----- Stored data

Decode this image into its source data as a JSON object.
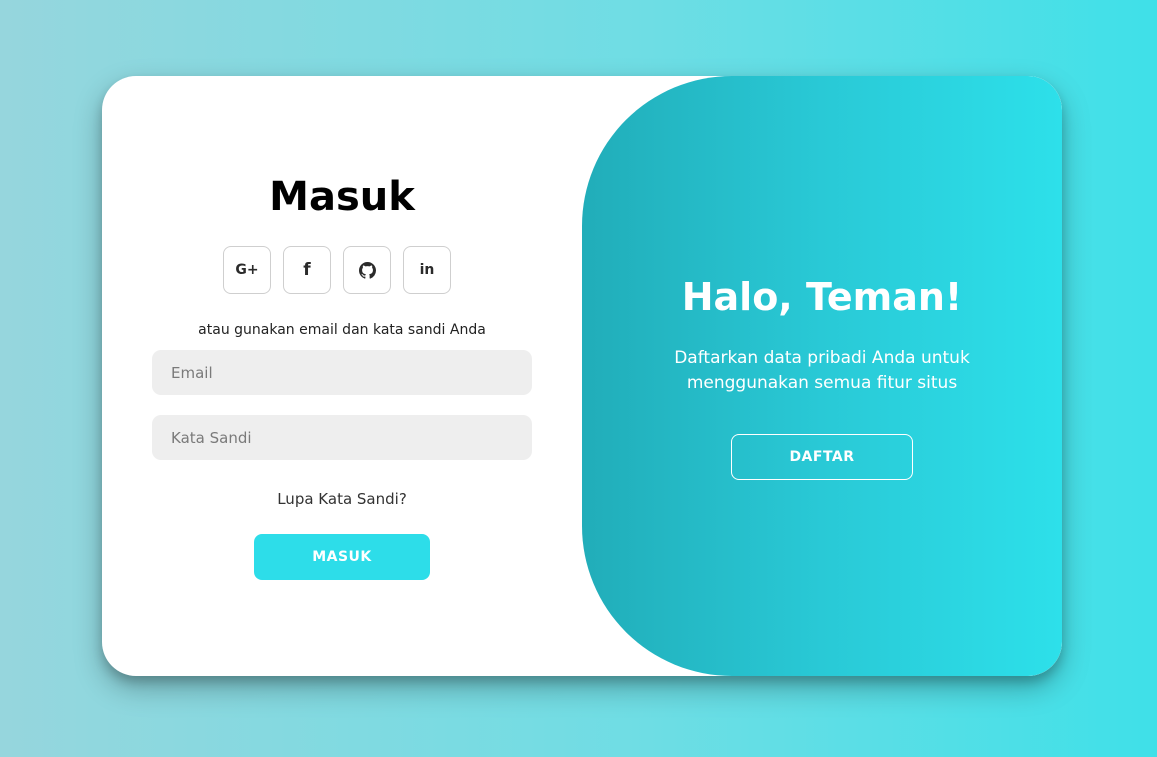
{
  "signin": {
    "title": "Masuk",
    "social": [
      {
        "icon": "google-plus-icon",
        "glyph": "G+"
      },
      {
        "icon": "facebook-icon",
        "glyph": "f"
      },
      {
        "icon": "github-icon",
        "glyph": ""
      },
      {
        "icon": "linkedin-icon",
        "glyph": "in"
      }
    ],
    "alt_text": "atau gunakan email dan kata sandi Anda",
    "email_placeholder": "Email",
    "email_value": "",
    "password_placeholder": "Kata Sandi",
    "password_value": "",
    "forgot_label": "Lupa Kata Sandi?",
    "submit_label": "MASUK"
  },
  "panel": {
    "title": "Halo, Teman!",
    "text": "Daftarkan data pribadi Anda untuk menggunakan semua fitur situs",
    "button_label": "DAFTAR"
  },
  "colors": {
    "accent": "#2ddde9",
    "panel_gradient_start": "#21adb9",
    "panel_gradient_end": "#2de0ea",
    "input_bg": "#eeeeee"
  }
}
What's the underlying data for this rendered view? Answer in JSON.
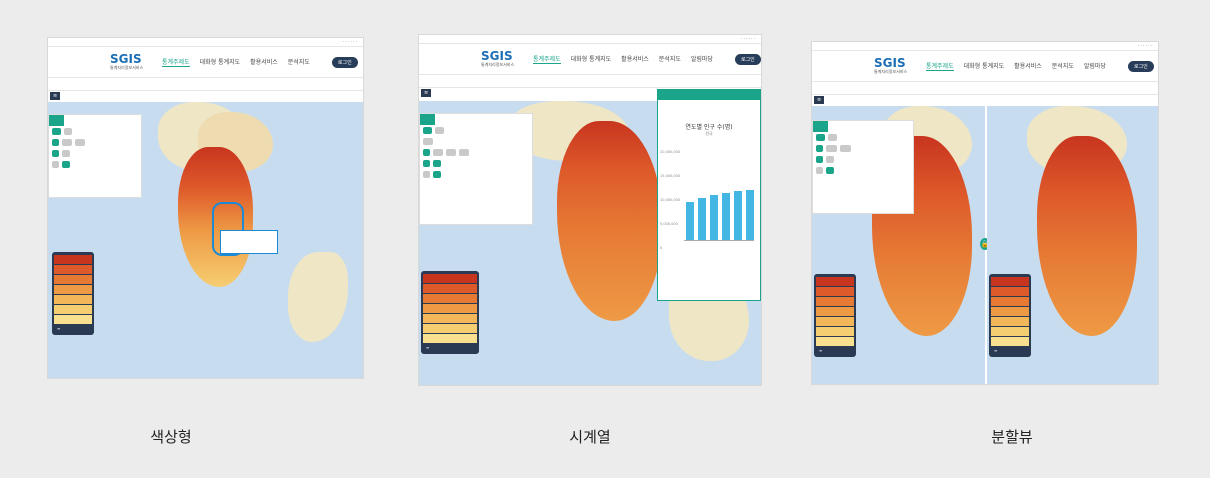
{
  "captions": {
    "color_type": "색상형",
    "time_series": "시계열",
    "split_view": "분할뷰"
  },
  "screens": {
    "logo_text": "SGIS",
    "logo_sub": "통계지리정보서비스",
    "nav_items": [
      "통계주제도",
      "대화형 통계지도",
      "활용서비스",
      "분석지도",
      "알림마당"
    ],
    "login_label": "로그인",
    "time_series_chart": {
      "title": "연도별 인구 수(명)",
      "subtitle": "전국",
      "y_ticks": [
        "20,000,000",
        "15,000,000",
        "10,000,000",
        "5,000,000",
        "0"
      ]
    }
  },
  "colors": {
    "accent": "#1aa58a",
    "navy": "#2a3a52",
    "sea": "#c8dcef",
    "land": "#efe6c6",
    "legend": [
      "#c8351f",
      "#de5a2a",
      "#e67a35",
      "#ee9a45",
      "#f3b658",
      "#f6ce72",
      "#f8e08f"
    ]
  }
}
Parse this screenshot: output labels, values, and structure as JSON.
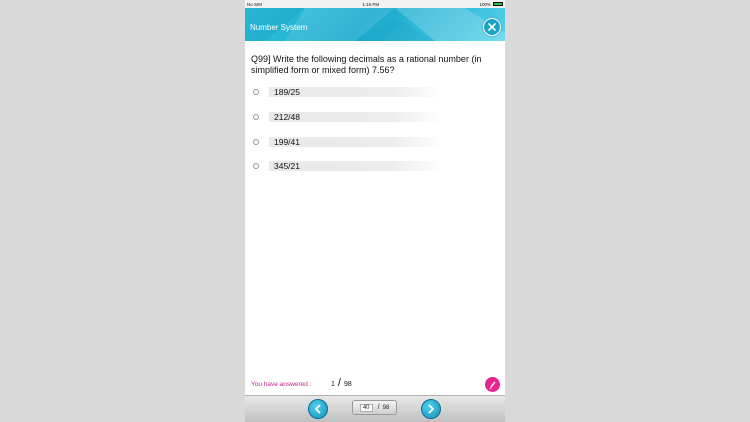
{
  "status_bar": {
    "carrier": "No SIM",
    "time": "1:16 PM",
    "battery": "100%"
  },
  "header": {
    "title": "Number System"
  },
  "question": {
    "text": "Q99]    Write the following decimals as a rational number (in simplified form or mixed form) 7.56?"
  },
  "options": [
    {
      "label": "189/25"
    },
    {
      "label": "212/48"
    },
    {
      "label": "199/41"
    },
    {
      "label": "345/21"
    }
  ],
  "progress": {
    "label": "You have answered :",
    "answered": "1",
    "total": "98"
  },
  "navigation": {
    "current_page": "40",
    "total_pages": "98",
    "separator": "/"
  },
  "colors": {
    "header": "#1fb2d4",
    "progress_label": "#c0238f",
    "edit_button": "#e8248e"
  },
  "icons": {
    "close": "close-icon",
    "edit": "pen-icon",
    "prev": "chevron-left-icon",
    "next": "chevron-right-icon"
  }
}
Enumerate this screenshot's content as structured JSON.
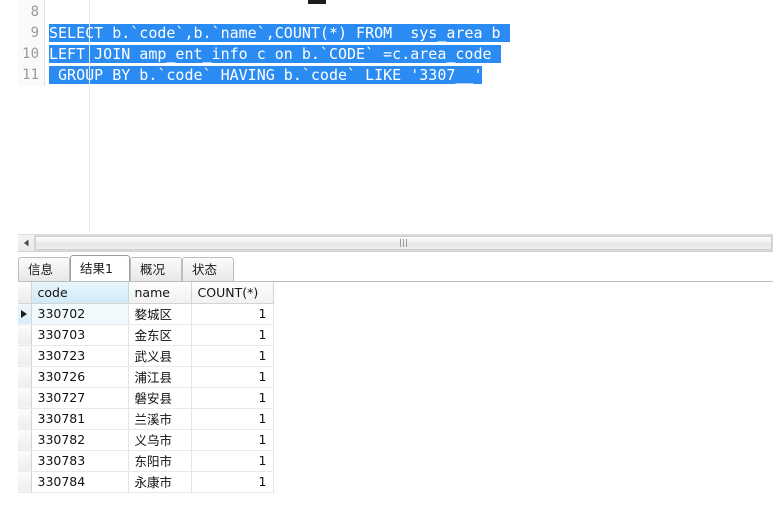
{
  "editor": {
    "name": "sql-editor",
    "selection_color": "#2a8bf2",
    "selection_text_color": "#ffffff",
    "lines": [
      {
        "number": "8",
        "text": "",
        "selected": ""
      },
      {
        "number": "9",
        "text": "",
        "selected": "SELECT b.`code`,b.`name`,COUNT(*) FROM  sys_area b "
      },
      {
        "number": "10",
        "text": "",
        "selected": "LEFT JOIN amp_ent_info c on b.`CODE` =c.area_code "
      },
      {
        "number": "11",
        "text": "",
        "selected": " GROUP BY b.`code` HAVING b.`code` LIKE '3307__'"
      }
    ]
  },
  "scrollbar": {
    "left_arrow_icon": "triangle-left-icon",
    "grip_icon": "grip-lines-icon"
  },
  "tabs": [
    {
      "label": "信息",
      "name": "tab-info",
      "active": false
    },
    {
      "label": "结果1",
      "name": "tab-result1",
      "active": true
    },
    {
      "label": "概况",
      "name": "tab-profile",
      "active": false
    },
    {
      "label": "状态",
      "name": "tab-status",
      "active": false
    }
  ],
  "result_grid": {
    "columns": [
      {
        "label": "code",
        "name": "column-header-code",
        "selected": true,
        "align": "left"
      },
      {
        "label": "name",
        "name": "column-header-name",
        "selected": false,
        "align": "left"
      },
      {
        "label": "COUNT(*)",
        "name": "column-header-count",
        "selected": false,
        "align": "right"
      }
    ],
    "current_row_index": 0,
    "row_marker_icon": "triangle-right-icon",
    "rows": [
      {
        "code": "330702",
        "name": "婺城区",
        "count": "1"
      },
      {
        "code": "330703",
        "name": "金东区",
        "count": "1"
      },
      {
        "code": "330723",
        "name": "武义县",
        "count": "1"
      },
      {
        "code": "330726",
        "name": "浦江县",
        "count": "1"
      },
      {
        "code": "330727",
        "name": "磐安县",
        "count": "1"
      },
      {
        "code": "330781",
        "name": "兰溪市",
        "count": "1"
      },
      {
        "code": "330782",
        "name": "义乌市",
        "count": "1"
      },
      {
        "code": "330783",
        "name": "东阳市",
        "count": "1"
      },
      {
        "code": "330784",
        "name": "永康市",
        "count": "1"
      }
    ]
  }
}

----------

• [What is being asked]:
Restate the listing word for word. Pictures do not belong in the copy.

• [Worked solution]:
Decode this image into its source data as a JSON object.
{
  "signin": {
    "title": "Masuk",
    "social": [
      {
        "icon": "google-plus-icon",
        "glyph": "G+"
      },
      {
        "icon": "facebook-icon",
        "glyph": "f"
      },
      {
        "icon": "github-icon",
        "glyph": ""
      },
      {
        "icon": "linkedin-icon",
        "glyph": "in"
      }
    ],
    "alt_text": "atau gunakan email dan kata sandi Anda",
    "email_placeholder": "Email",
    "email_value": "",
    "password_placeholder": "Kata Sandi",
    "password_value": "",
    "forgot_label": "Lupa Kata Sandi?",
    "submit_label": "MASUK"
  },
  "panel": {
    "title": "Halo, Teman!",
    "text": "Daftarkan data pribadi Anda untuk menggunakan semua fitur situs",
    "button_label": "DAFTAR"
  },
  "colors": {
    "accent": "#2ddde9",
    "panel_gradient_start": "#21adb9",
    "panel_gradient_end": "#2de0ea",
    "input_bg": "#eeeeee"
  }
}
What's the underlying data for this rendered view? Answer in JSON.
{
  "captions": {
    "color_type": "색상형",
    "time_series": "시계열",
    "split_view": "분할뷰"
  },
  "screens": {
    "logo_text": "SGIS",
    "logo_sub": "통계지리정보서비스",
    "nav_items": [
      "통계주제도",
      "대화형 통계지도",
      "활용서비스",
      "분석지도",
      "알림마당"
    ],
    "login_label": "로그인",
    "time_series_chart": {
      "title": "연도별 인구 수(명)",
      "subtitle": "전국",
      "y_ticks": [
        "20,000,000",
        "15,000,000",
        "10,000,000",
        "5,000,000",
        "0"
      ]
    }
  },
  "colors": {
    "accent": "#1aa58a",
    "navy": "#2a3a52",
    "sea": "#c8dcef",
    "land": "#efe6c6",
    "legend": [
      "#c8351f",
      "#de5a2a",
      "#e67a35",
      "#ee9a45",
      "#f3b658",
      "#f6ce72",
      "#f8e08f"
    ]
  }
}
Parse this screenshot: output labels, values, and structure as JSON.
{
  "status_bar": {
    "carrier": "No SIM",
    "time": "1:16 PM",
    "battery": "100%"
  },
  "header": {
    "title": "Number System"
  },
  "question": {
    "text": "Q99]    Write the following decimals as a rational number (in simplified form or mixed form) 7.56?"
  },
  "options": [
    {
      "label": "189/25"
    },
    {
      "label": "212/48"
    },
    {
      "label": "199/41"
    },
    {
      "label": "345/21"
    }
  ],
  "progress": {
    "label": "You have answered :",
    "answered": "1",
    "total": "98"
  },
  "navigation": {
    "current_page": "40",
    "total_pages": "98",
    "separator": "/"
  },
  "colors": {
    "header": "#1fb2d4",
    "progress_label": "#c0238f",
    "edit_button": "#e8248e"
  },
  "icons": {
    "close": "close-icon",
    "edit": "pen-icon",
    "prev": "chevron-left-icon",
    "next": "chevron-right-icon"
  }
}
Enumerate this screenshot's content as structured JSON.
{
  "editor": {
    "name": "sql-editor",
    "selection_color": "#2a8bf2",
    "selection_text_color": "#ffffff",
    "lines": [
      {
        "number": "8",
        "text": "",
        "selected": ""
      },
      {
        "number": "9",
        "text": "",
        "selected": "SELECT b.`code`,b.`name`,COUNT(*) FROM  sys_area b "
      },
      {
        "number": "10",
        "text": "",
        "selected": "LEFT JOIN amp_ent_info c on b.`CODE` =c.area_code "
      },
      {
        "number": "11",
        "text": "",
        "selected": " GROUP BY b.`code` HAVING b.`code` LIKE '3307__'"
      }
    ]
  },
  "scrollbar": {
    "left_arrow_icon": "triangle-left-icon",
    "grip_icon": "grip-lines-icon"
  },
  "tabs": [
    {
      "label": "信息",
      "name": "tab-info",
      "active": false
    },
    {
      "label": "结果1",
      "name": "tab-result1",
      "active": true
    },
    {
      "label": "概况",
      "name": "tab-profile",
      "active": false
    },
    {
      "label": "状态",
      "name": "tab-status",
      "active": false
    }
  ],
  "result_grid": {
    "columns": [
      {
        "label": "code",
        "name": "column-header-code",
        "selected": true,
        "align": "left"
      },
      {
        "label": "name",
        "name": "column-header-name",
        "selected": false,
        "align": "left"
      },
      {
        "label": "COUNT(*)",
        "name": "column-header-count",
        "selected": false,
        "align": "right"
      }
    ],
    "current_row_index": 0,
    "row_marker_icon": "triangle-right-icon",
    "rows": [
      {
        "code": "330702",
        "name": "婺城区",
        "count": "1"
      },
      {
        "code": "330703",
        "name": "金东区",
        "count": "1"
      },
      {
        "code": "330723",
        "name": "武义县",
        "count": "1"
      },
      {
        "code": "330726",
        "name": "浦江县",
        "count": "1"
      },
      {
        "code": "330727",
        "name": "磐安县",
        "count": "1"
      },
      {
        "code": "330781",
        "name": "兰溪市",
        "count": "1"
      },
      {
        "code": "330782",
        "name": "义乌市",
        "count": "1"
      },
      {
        "code": "330783",
        "name": "东阳市",
        "count": "1"
      },
      {
        "code": "330784",
        "name": "永康市",
        "count": "1"
      }
    ]
  }
}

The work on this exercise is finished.